Tokyo - Tokyo stocks fell Friday morning as retail giant and market heavyweight Fast Retailing plunged more than 11 per cent after forecasting a big decline in annual profit owing to the strong yen.
The firm, which operates the Uniqlo clothing chain, late Thursday estimated net profit in the fiscal year to August would tumble about 45 per cent, adding that warmer-than-expected weather also hit demand for Uniqlo's popular thermal underwear.
Its shares dived 11.36 per cent to 27,025 yen by the break on Friday, helping push Tokyo's benchmark index into the red.
The Nikkei 225 was down 0.56 per cent, or 88.21 points, at 15,661.63, while the broader Topix index of all first-section shares dropped 0.23 per cent, or 2.89 points, to 1,269.75.

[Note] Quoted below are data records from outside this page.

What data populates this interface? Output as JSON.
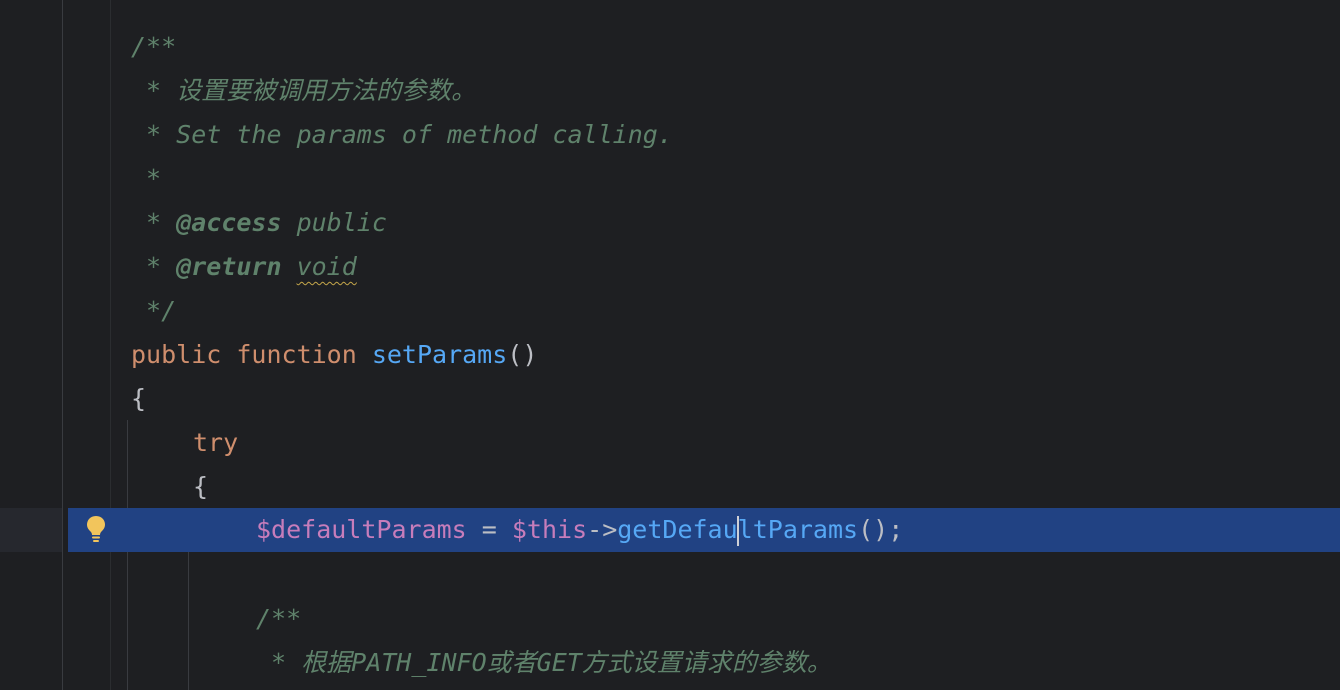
{
  "editor": {
    "lines": [
      {
        "text": "/**"
      },
      {
        "text": " * 设置要被调用方法的参数。"
      },
      {
        "text": " * Set the params of method calling."
      },
      {
        "text": " *"
      },
      {
        "star": " * ",
        "tag": "@access",
        "value": " public"
      },
      {
        "star": " * ",
        "tag": "@return",
        "value": "void"
      },
      {
        "text": " */"
      },
      {
        "kw": "public function ",
        "fn": "setParams",
        "rest": "()"
      },
      {
        "text": "{"
      },
      {
        "kw": "try"
      },
      {
        "text": "{"
      },
      {
        "var1": "$defaultParams",
        "op": " = ",
        "var2": "$this",
        "arrow": "->",
        "call_a": "getDefau",
        "call_b": "ltParams",
        "end": "();"
      },
      {
        "text": ""
      },
      {
        "text": "/**"
      },
      {
        "pre": " * 根据",
        "it1": "PATH_INFO",
        "mid": "或者",
        "it2": "GET",
        "post": "方式设置请求的参数。"
      }
    ],
    "icons": {
      "intention": "lightbulb-icon"
    },
    "colors": {
      "selection": "#214283",
      "doc_comment": "#5f826b",
      "keyword": "#cf8e6d",
      "function": "#56a8f5",
      "variable": "#c77dbb",
      "text": "#bcbec4",
      "background": "#1e1f22"
    }
  }
}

A weak lead from Wall Street and the strong yen's negative impact on exporters also hurt market sentiment, analysts said.

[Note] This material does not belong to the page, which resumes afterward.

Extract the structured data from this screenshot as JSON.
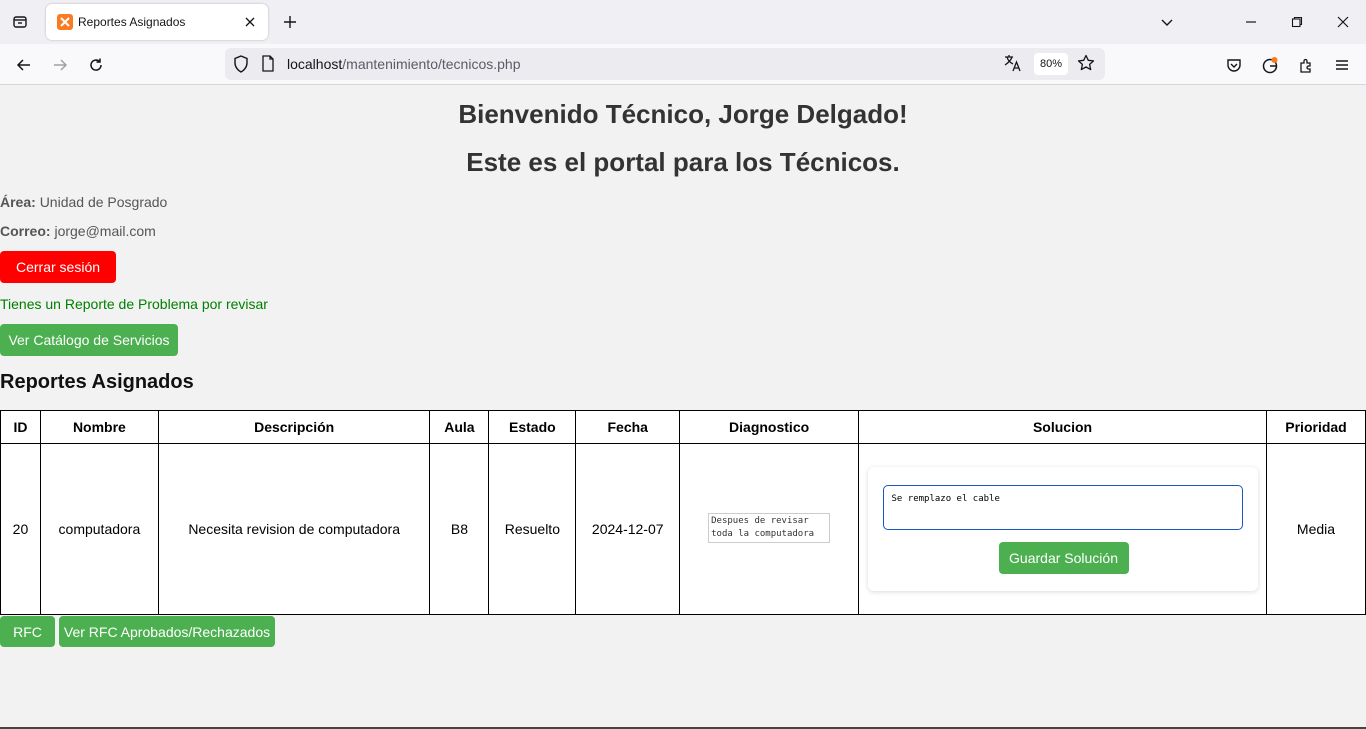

The yen hovered around its highest level against the dollar in about 17 months, having erased most of its gains since the Bank of Japan last expanded its asset buying programme in October 2014 The dollar bought 108.61 yen Friday against 108.35 yen in New York, where at on point it fell as low as 107.68 yen.
"We can't see a bottom for the dollar-yen (rate)," Juichi Wako, a senior strategist at Nomura Holdings, told Bloomberg News.
"One possible line in the sand is the 105 level, which is where it traded before the BoJ added to easing." Toyota slumped 1.45 per cent to 5,345 yen, while Sony was off 1.47 per cent at 2,778.5 yen.
Yahoo Japan bucked the downtrend, surging 4.61 per cent to 476 yen after Bloomberg News on Thursday reported that Verizon is considering buying a stake in the Japanese web company from US-based Yahoo.
On Wall Street, the three main Wall Street indexes closed at least 1.0 per cent lower on Thursday, with shares of large banks falling especially hard as the market girds for a tough first-quarter earnings season.